- [About this exercise] Scan the entries below for the word "ClaimWorker". Copy out every line in which it occurs.

- [Records to use]
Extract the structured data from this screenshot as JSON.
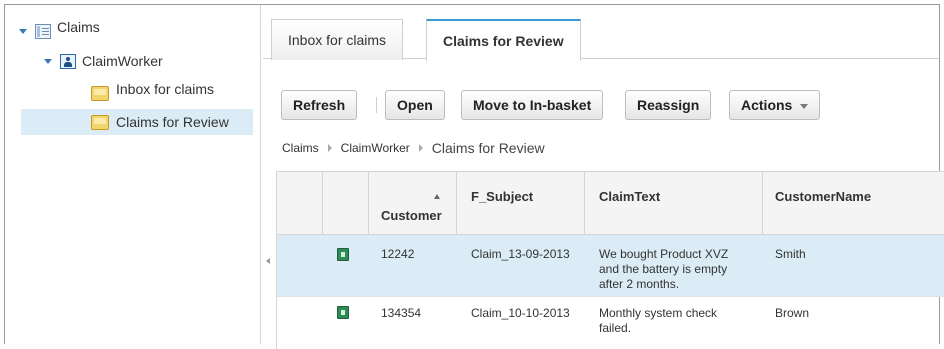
{
  "tree": {
    "root_label": "Claims",
    "worker_label": "ClaimWorker",
    "items": [
      {
        "label": "Inbox for claims"
      },
      {
        "label": "Claims for Review"
      }
    ]
  },
  "tabs": [
    {
      "label": "Inbox for claims"
    },
    {
      "label": "Claims for Review"
    }
  ],
  "toolbar": {
    "refresh": "Refresh",
    "open": "Open",
    "move": "Move to In-basket",
    "reassign": "Reassign",
    "actions": "Actions"
  },
  "breadcrumb": {
    "level1": "Claims",
    "level2": "ClaimWorker",
    "current": "Claims for Review"
  },
  "grid": {
    "columns": [
      "Customer",
      "F_Subject",
      "ClaimText",
      "CustomerName"
    ],
    "rows": [
      {
        "customer": "12242",
        "subject": "Claim_13-09-2013",
        "text_lines": [
          "We bought Product XVZ",
          "and the battery is empty",
          "after 2 months."
        ],
        "name": "Smith"
      },
      {
        "customer": "134354",
        "subject": "Claim_10-10-2013",
        "text_lines": [
          "Monthly system check",
          "failed."
        ],
        "name": "Brown"
      }
    ]
  },
  "colors": {
    "accent": "#3b9bd9",
    "selection": "#dcecf6"
  }
}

- [Answer area]
    "worker_label": "ClaimWorker",
    "level2": "ClaimWorker",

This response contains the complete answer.